Would you repeat every entry below word for word but drop the images?

§ SUPPLIED RECORDS:
◆ ◆ ◆ ◆ ◆
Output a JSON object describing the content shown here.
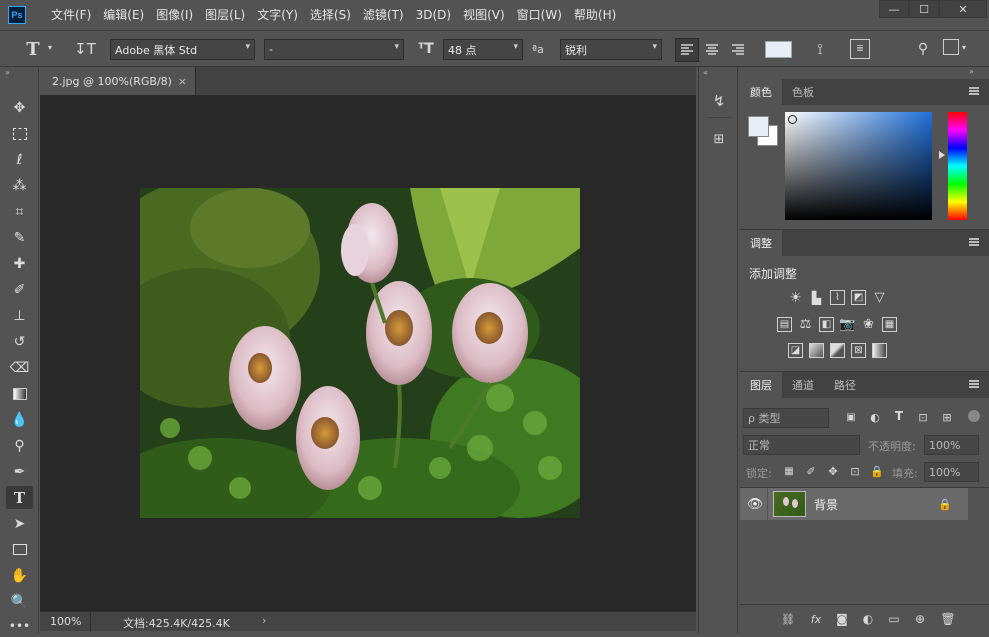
{
  "app": {
    "logo_text": "Ps"
  },
  "menu": {
    "items": [
      "文件(F)",
      "编辑(E)",
      "图像(I)",
      "图层(L)",
      "文字(Y)",
      "选择(S)",
      "滤镜(T)",
      "3D(D)",
      "视图(V)",
      "窗口(W)",
      "帮助(H)"
    ]
  },
  "window_controls": {
    "minimize": "—",
    "maximize": "☐",
    "close": "✕"
  },
  "options": {
    "font_family": "Adobe 黑体 Std",
    "font_style": "-",
    "font_size": "48 点",
    "antialias_label": "ªa",
    "antialias": "锐利"
  },
  "document": {
    "tab_title": "2.jpg @ 100%(RGB/8)",
    "tab_close": "×",
    "zoom": "100%",
    "doc_info": "文档:425.4K/425.4K",
    "status_arrow": "›"
  },
  "panels": {
    "color_tabs": [
      "颜色",
      "色板"
    ],
    "adjust_tab": "调整",
    "adjust_title": "添加调整",
    "layer_tabs": [
      "图层",
      "通道",
      "路径"
    ],
    "filter_kind": "ρ 类型",
    "blend_mode": "正常",
    "opacity_label": "不透明度:",
    "opacity_value": "100%",
    "lock_label": "锁定:",
    "fill_label": "填充:",
    "fill_value": "100%",
    "layer_name": "背景"
  },
  "colors": {
    "foreground": "#e8eef5",
    "background": "#ffffff",
    "accent_bar": "#ffffff"
  }
}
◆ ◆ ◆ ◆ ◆
§ SOLUTION FOR THIS PROBLEM:
Output a JSON object describing the content shown here.
{
  "app": {
    "logo_text": "Ps"
  },
  "menu": {
    "items": [
      "文件(F)",
      "编辑(E)",
      "图像(I)",
      "图层(L)",
      "文字(Y)",
      "选择(S)",
      "滤镜(T)",
      "3D(D)",
      "视图(V)",
      "窗口(W)",
      "帮助(H)"
    ]
  },
  "window_controls": {
    "minimize": "—",
    "maximize": "☐",
    "close": "✕"
  },
  "options": {
    "font_family": "Adobe 黑体 Std",
    "font_style": "-",
    "font_size": "48 点",
    "antialias_label": "ªa",
    "antialias": "锐利"
  },
  "document": {
    "tab_title": "2.jpg @ 100%(RGB/8)",
    "tab_close": "×",
    "zoom": "100%",
    "doc_info": "文档:425.4K/425.4K",
    "status_arrow": "›"
  },
  "panels": {
    "color_tabs": [
      "颜色",
      "色板"
    ],
    "adjust_tab": "调整",
    "adjust_title": "添加调整",
    "layer_tabs": [
      "图层",
      "通道",
      "路径"
    ],
    "filter_kind": "ρ 类型",
    "blend_mode": "正常",
    "opacity_label": "不透明度:",
    "opacity_value": "100%",
    "lock_label": "锁定:",
    "fill_label": "填充:",
    "fill_value": "100%",
    "layer_name": "背景"
  },
  "colors": {
    "foreground": "#e8eef5",
    "background": "#ffffff",
    "accent_bar": "#ffffff"
  }
}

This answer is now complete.